■ Your goal ■
Repeat the data exactly as given below, dropping every picture.

START Study material

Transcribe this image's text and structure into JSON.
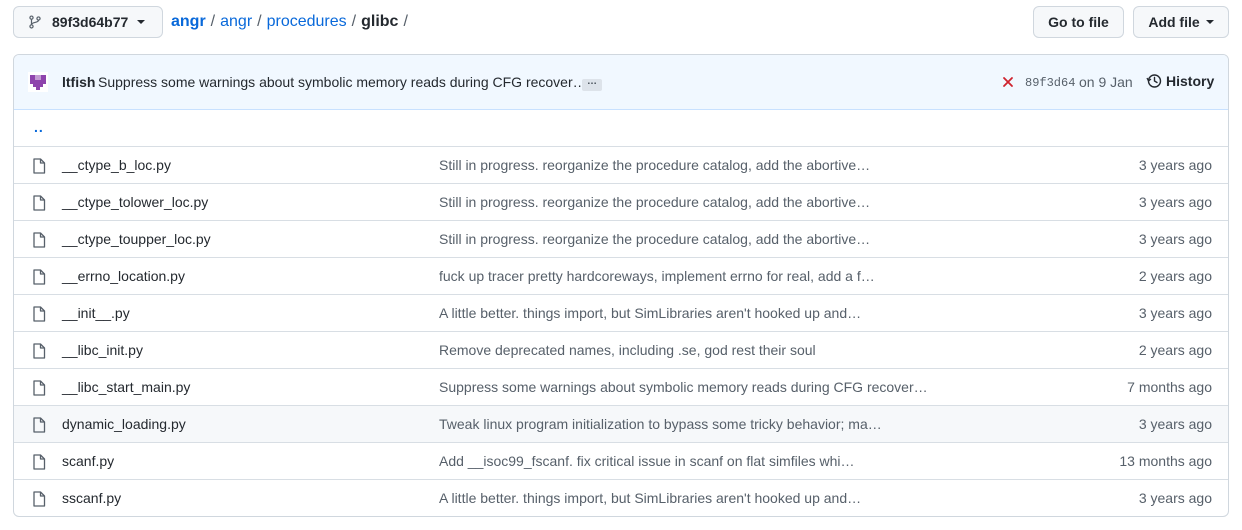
{
  "branch": {
    "name": "89f3d64b77",
    "icon": "git-branch-icon"
  },
  "breadcrumb": {
    "root": "angr",
    "segments": [
      "angr",
      "procedures"
    ],
    "current": "glibc",
    "separator": "/"
  },
  "actions": {
    "goto_label": "Go to file",
    "add_label": "Add file"
  },
  "commit": {
    "author": "ltfish",
    "message": "Suppress some warnings about symbolic memory reads during CFG recover…",
    "ellipsis": "…",
    "status": "failure",
    "sha": "89f3d64",
    "date": "on 9 Jan",
    "history_label": "History"
  },
  "parent_dir": "..",
  "files": [
    {
      "name": "__ctype_b_loc.py",
      "message": "Still in progress. reorganize the procedure catalog, add the abortive…",
      "age": "3 years ago"
    },
    {
      "name": "__ctype_tolower_loc.py",
      "message": "Still in progress. reorganize the procedure catalog, add the abortive…",
      "age": "3 years ago"
    },
    {
      "name": "__ctype_toupper_loc.py",
      "message": "Still in progress. reorganize the procedure catalog, add the abortive…",
      "age": "3 years ago"
    },
    {
      "name": "__errno_location.py",
      "message": "fuck up tracer pretty hardcoreways, implement errno for real, add a f…",
      "age": "2 years ago"
    },
    {
      "name": "__init__.py",
      "message": "A little better. things import, but SimLibraries aren't hooked up and…",
      "age": "3 years ago"
    },
    {
      "name": "__libc_init.py",
      "message": "Remove deprecated names, including .se, god rest their soul",
      "age": "2 years ago"
    },
    {
      "name": "__libc_start_main.py",
      "message": "Suppress some warnings about symbolic memory reads during CFG recover…",
      "age": "7 months ago"
    },
    {
      "name": "dynamic_loading.py",
      "message": "Tweak linux program initialization to bypass some tricky behavior; ma…",
      "age": "3 years ago"
    },
    {
      "name": "scanf.py",
      "message": "Add __isoc99_fscanf. fix critical issue in scanf on flat simfiles whi…",
      "age": "13 months ago"
    },
    {
      "name": "sscanf.py",
      "message": "A little better. things import, but SimLibraries aren't hooked up and…",
      "age": "3 years ago"
    }
  ],
  "colors": {
    "link": "#0969da",
    "muted": "#57606a",
    "failure": "#cf222e",
    "commit_bg": "#f1f8ff"
  }
}
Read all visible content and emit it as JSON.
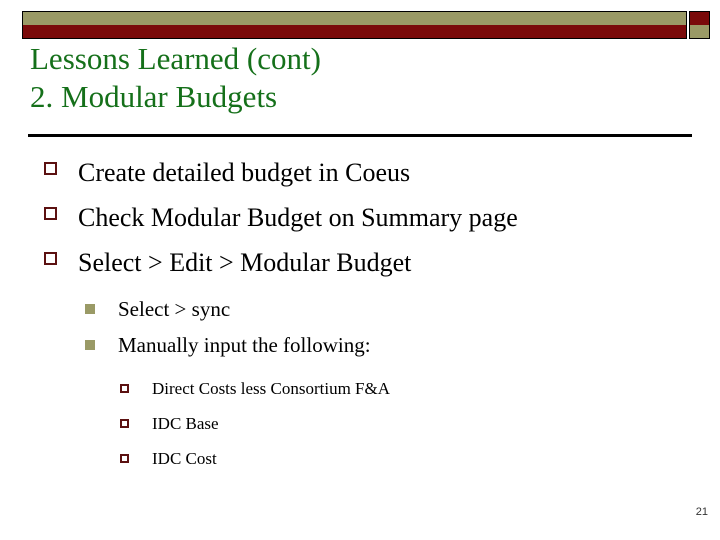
{
  "slide": {
    "title_lines": [
      "Lessons Learned (cont)",
      "2. Modular Budgets"
    ],
    "page_number": "21",
    "colors": {
      "title_green": "#15701a",
      "banner_tan": "#9a9a66",
      "banner_maroon": "#7a0a0a",
      "bullet_maroon": "#5c1111",
      "bullet_tan": "#9a9a66",
      "rule_black": "#000000",
      "body_text": "#000000"
    },
    "bullets": {
      "level1": [
        {
          "text": "Create detailed budget in Coeus",
          "marker": "hollow-square-maroon"
        },
        {
          "text": "Check Modular Budget on Summary page",
          "marker": "hollow-square-maroon"
        },
        {
          "text": "Select > Edit > Modular Budget",
          "marker": "hollow-square-maroon"
        }
      ],
      "level2": [
        {
          "text": "Select > sync",
          "marker": "filled-square-tan"
        },
        {
          "text": "Manually input the following:",
          "marker": "filled-square-tan"
        }
      ],
      "level3": [
        {
          "text": "Direct Costs less Consortium F&A",
          "marker": "hollow-square-maroon-small"
        },
        {
          "text": "IDC Base",
          "marker": "hollow-square-maroon-small"
        },
        {
          "text": "IDC Cost",
          "marker": "hollow-square-maroon-small"
        }
      ]
    }
  }
}
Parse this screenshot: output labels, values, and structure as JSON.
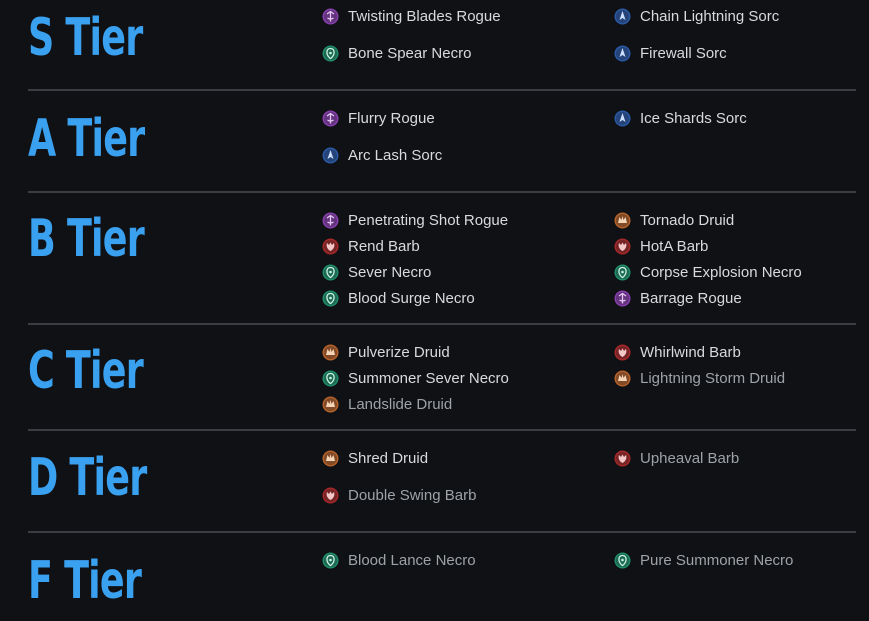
{
  "tiers": [
    {
      "label": "S Tier",
      "builds": [
        {
          "name": "Twisting Blades Rogue",
          "cls": "rogue",
          "icon": "rogue-class-icon",
          "tone": "white"
        },
        {
          "name": "Chain Lightning Sorc",
          "cls": "sorc",
          "icon": "sorcerer-class-icon",
          "tone": "white"
        },
        {
          "name": "Bone Spear Necro",
          "cls": "necro",
          "icon": "necromancer-class-icon",
          "tone": "white"
        },
        {
          "name": "Firewall Sorc",
          "cls": "sorc",
          "icon": "sorcerer-class-icon",
          "tone": "white"
        }
      ]
    },
    {
      "label": "A Tier",
      "builds": [
        {
          "name": "Flurry Rogue",
          "cls": "rogue",
          "icon": "rogue-class-icon",
          "tone": "white"
        },
        {
          "name": "Ice Shards Sorc",
          "cls": "sorc",
          "icon": "sorcerer-class-icon",
          "tone": "white"
        },
        {
          "name": "Arc Lash Sorc",
          "cls": "sorc",
          "icon": "sorcerer-class-icon",
          "tone": "white"
        }
      ]
    },
    {
      "label": "B Tier",
      "builds": [
        {
          "name": "Penetrating Shot Rogue",
          "cls": "rogue",
          "icon": "rogue-class-icon",
          "tone": "white"
        },
        {
          "name": "Tornado Druid",
          "cls": "druid",
          "icon": "druid-class-icon",
          "tone": "white"
        },
        {
          "name": "Rend Barb",
          "cls": "barb",
          "icon": "barbarian-class-icon",
          "tone": "white"
        },
        {
          "name": "HotA Barb",
          "cls": "barb",
          "icon": "barbarian-class-icon",
          "tone": "white"
        },
        {
          "name": "Sever Necro",
          "cls": "necro",
          "icon": "necromancer-class-icon",
          "tone": "white"
        },
        {
          "name": "Corpse Explosion Necro",
          "cls": "necro",
          "icon": "necromancer-class-icon",
          "tone": "white"
        },
        {
          "name": "Blood Surge Necro",
          "cls": "necro",
          "icon": "necromancer-class-icon",
          "tone": "white"
        },
        {
          "name": "Barrage Rogue",
          "cls": "rogue",
          "icon": "rogue-class-icon",
          "tone": "white"
        }
      ]
    },
    {
      "label": "C Tier",
      "builds": [
        {
          "name": "Pulverize Druid",
          "cls": "druid",
          "icon": "druid-class-icon",
          "tone": "white"
        },
        {
          "name": "Whirlwind Barb",
          "cls": "barb",
          "icon": "barbarian-class-icon",
          "tone": "white"
        },
        {
          "name": "Summoner Sever Necro",
          "cls": "necro",
          "icon": "necromancer-class-icon",
          "tone": "white"
        },
        {
          "name": "Lightning Storm Druid",
          "cls": "druid",
          "icon": "druid-class-icon",
          "tone": "gray"
        },
        {
          "name": "Landslide Druid",
          "cls": "druid",
          "icon": "druid-class-icon",
          "tone": "gray"
        }
      ]
    },
    {
      "label": "D Tier",
      "builds": [
        {
          "name": "Shred Druid",
          "cls": "druid",
          "icon": "druid-class-icon",
          "tone": "white"
        },
        {
          "name": "Upheaval Barb",
          "cls": "barb",
          "icon": "barbarian-class-icon",
          "tone": "gray"
        },
        {
          "name": "Double Swing Barb",
          "cls": "barb",
          "icon": "barbarian-class-icon",
          "tone": "gray"
        }
      ]
    },
    {
      "label": "F Tier",
      "builds": [
        {
          "name": "Blood Lance Necro",
          "cls": "necro",
          "icon": "necromancer-class-icon",
          "tone": "gray"
        },
        {
          "name": "Pure Summoner Necro",
          "cls": "necro",
          "icon": "necromancer-class-icon",
          "tone": "gray"
        }
      ]
    }
  ],
  "colors": {
    "tier_title": "#3aa0f0",
    "rogue": "#8a3fb0",
    "sorc": "#2a5aa8",
    "necro": "#1f8f6a",
    "druid": "#b8632a",
    "barb": "#a8282a"
  }
}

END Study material

■ Reply ■
Transcribe this image's text and structure into JSON.
{
  "branch": {
    "name": "89f3d64b77",
    "icon": "git-branch-icon"
  },
  "breadcrumb": {
    "root": "angr",
    "segments": [
      "angr",
      "procedures"
    ],
    "current": "glibc",
    "separator": "/"
  },
  "actions": {
    "goto_label": "Go to file",
    "add_label": "Add file"
  },
  "commit": {
    "author": "ltfish",
    "message": "Suppress some warnings about symbolic memory reads during CFG recover…",
    "ellipsis": "…",
    "status": "failure",
    "sha": "89f3d64",
    "date": "on 9 Jan",
    "history_label": "History"
  },
  "parent_dir": "..",
  "files": [
    {
      "name": "__ctype_b_loc.py",
      "message": "Still in progress. reorganize the procedure catalog, add the abortive…",
      "age": "3 years ago"
    },
    {
      "name": "__ctype_tolower_loc.py",
      "message": "Still in progress. reorganize the procedure catalog, add the abortive…",
      "age": "3 years ago"
    },
    {
      "name": "__ctype_toupper_loc.py",
      "message": "Still in progress. reorganize the procedure catalog, add the abortive…",
      "age": "3 years ago"
    },
    {
      "name": "__errno_location.py",
      "message": "fuck up tracer pretty hardcoreways, implement errno for real, add a f…",
      "age": "2 years ago"
    },
    {
      "name": "__init__.py",
      "message": "A little better. things import, but SimLibraries aren't hooked up and…",
      "age": "3 years ago"
    },
    {
      "name": "__libc_init.py",
      "message": "Remove deprecated names, including .se, god rest their soul",
      "age": "2 years ago"
    },
    {
      "name": "__libc_start_main.py",
      "message": "Suppress some warnings about symbolic memory reads during CFG recover…",
      "age": "7 months ago"
    },
    {
      "name": "dynamic_loading.py",
      "message": "Tweak linux program initialization to bypass some tricky behavior; ma…",
      "age": "3 years ago"
    },
    {
      "name": "scanf.py",
      "message": "Add __isoc99_fscanf. fix critical issue in scanf on flat simfiles whi…",
      "age": "13 months ago"
    },
    {
      "name": "sscanf.py",
      "message": "A little better. things import, but SimLibraries aren't hooked up and…",
      "age": "3 years ago"
    }
  ],
  "colors": {
    "link": "#0969da",
    "muted": "#57606a",
    "failure": "#cf222e",
    "commit_bg": "#f1f8ff"
  }
}
Read all visible content and emit it as JSON.
{
  "slide": {
    "title_lines": [
      "Lessons Learned (cont)",
      "2. Modular Budgets"
    ],
    "page_number": "21",
    "colors": {
      "title_green": "#15701a",
      "banner_tan": "#9a9a66",
      "banner_maroon": "#7a0a0a",
      "bullet_maroon": "#5c1111",
      "bullet_tan": "#9a9a66",
      "rule_black": "#000000",
      "body_text": "#000000"
    },
    "bullets": {
      "level1": [
        {
          "text": "Create detailed budget in Coeus",
          "marker": "hollow-square-maroon"
        },
        {
          "text": "Check Modular Budget on Summary page",
          "marker": "hollow-square-maroon"
        },
        {
          "text": "Select > Edit > Modular Budget",
          "marker": "hollow-square-maroon"
        }
      ],
      "level2": [
        {
          "text": "Select > sync",
          "marker": "filled-square-tan"
        },
        {
          "text": "Manually input the following:",
          "marker": "filled-square-tan"
        }
      ],
      "level3": [
        {
          "text": "Direct Costs less Consortium F&A",
          "marker": "hollow-square-maroon-small"
        },
        {
          "text": "IDC Base",
          "marker": "hollow-square-maroon-small"
        },
        {
          "text": "IDC Cost",
          "marker": "hollow-square-maroon-small"
        }
      ]
    }
  }
}
Parse this screenshot: output labels, values, and structure as JSON.
{
  "tiers": [
    {
      "label": "S Tier",
      "builds": [
        {
          "name": "Twisting Blades Rogue",
          "cls": "rogue",
          "icon": "rogue-class-icon",
          "tone": "white"
        },
        {
          "name": "Chain Lightning Sorc",
          "cls": "sorc",
          "icon": "sorcerer-class-icon",
          "tone": "white"
        },
        {
          "name": "Bone Spear Necro",
          "cls": "necro",
          "icon": "necromancer-class-icon",
          "tone": "white"
        },
        {
          "name": "Firewall Sorc",
          "cls": "sorc",
          "icon": "sorcerer-class-icon",
          "tone": "white"
        }
      ]
    },
    {
      "label": "A Tier",
      "builds": [
        {
          "name": "Flurry Rogue",
          "cls": "rogue",
          "icon": "rogue-class-icon",
          "tone": "white"
        },
        {
          "name": "Ice Shards Sorc",
          "cls": "sorc",
          "icon": "sorcerer-class-icon",
          "tone": "white"
        },
        {
          "name": "Arc Lash Sorc",
          "cls": "sorc",
          "icon": "sorcerer-class-icon",
          "tone": "white"
        }
      ]
    },
    {
      "label": "B Tier",
      "builds": [
        {
          "name": "Penetrating Shot Rogue",
          "cls": "rogue",
          "icon": "rogue-class-icon",
          "tone": "white"
        },
        {
          "name": "Tornado Druid",
          "cls": "druid",
          "icon": "druid-class-icon",
          "tone": "white"
        },
        {
          "name": "Rend Barb",
          "cls": "barb",
          "icon": "barbarian-class-icon",
          "tone": "white"
        },
        {
          "name": "HotA Barb",
          "cls": "barb",
          "icon": "barbarian-class-icon",
          "tone": "white"
        },
        {
          "name": "Sever Necro",
          "cls": "necro",
          "icon": "necromancer-class-icon",
          "tone": "white"
        },
        {
          "name": "Corpse Explosion Necro",
          "cls": "necro",
          "icon": "necromancer-class-icon",
          "tone": "white"
        },
        {
          "name": "Blood Surge Necro",
          "cls": "necro",
          "icon": "necromancer-class-icon",
          "tone": "white"
        },
        {
          "name": "Barrage Rogue",
          "cls": "rogue",
          "icon": "rogue-class-icon",
          "tone": "white"
        }
      ]
    },
    {
      "label": "C Tier",
      "builds": [
        {
          "name": "Pulverize Druid",
          "cls": "druid",
          "icon": "druid-class-icon",
          "tone": "white"
        },
        {
          "name": "Whirlwind Barb",
          "cls": "barb",
          "icon": "barbarian-class-icon",
          "tone": "white"
        },
        {
          "name": "Summoner Sever Necro",
          "cls": "necro",
          "icon": "necromancer-class-icon",
          "tone": "white"
        },
        {
          "name": "Lightning Storm Druid",
          "cls": "druid",
          "icon": "druid-class-icon",
          "tone": "gray"
        },
        {
          "name": "Landslide Druid",
          "cls": "druid",
          "icon": "druid-class-icon",
          "tone": "gray"
        }
      ]
    },
    {
      "label": "D Tier",
      "builds": [
        {
          "name": "Shred Druid",
          "cls": "druid",
          "icon": "druid-class-icon",
          "tone": "white"
        },
        {
          "name": "Upheaval Barb",
          "cls": "barb",
          "icon": "barbarian-class-icon",
          "tone": "gray"
        },
        {
          "name": "Double Swing Barb",
          "cls": "barb",
          "icon": "barbarian-class-icon",
          "tone": "gray"
        }
      ]
    },
    {
      "label": "F Tier",
      "builds": [
        {
          "name": "Blood Lance Necro",
          "cls": "necro",
          "icon": "necromancer-class-icon",
          "tone": "gray"
        },
        {
          "name": "Pure Summoner Necro",
          "cls": "necro",
          "icon": "necromancer-class-icon",
          "tone": "gray"
        }
      ]
    }
  ],
  "colors": {
    "tier_title": "#3aa0f0",
    "rogue": "#8a3fb0",
    "sorc": "#2a5aa8",
    "necro": "#1f8f6a",
    "druid": "#b8632a",
    "barb": "#a8282a"
  }
}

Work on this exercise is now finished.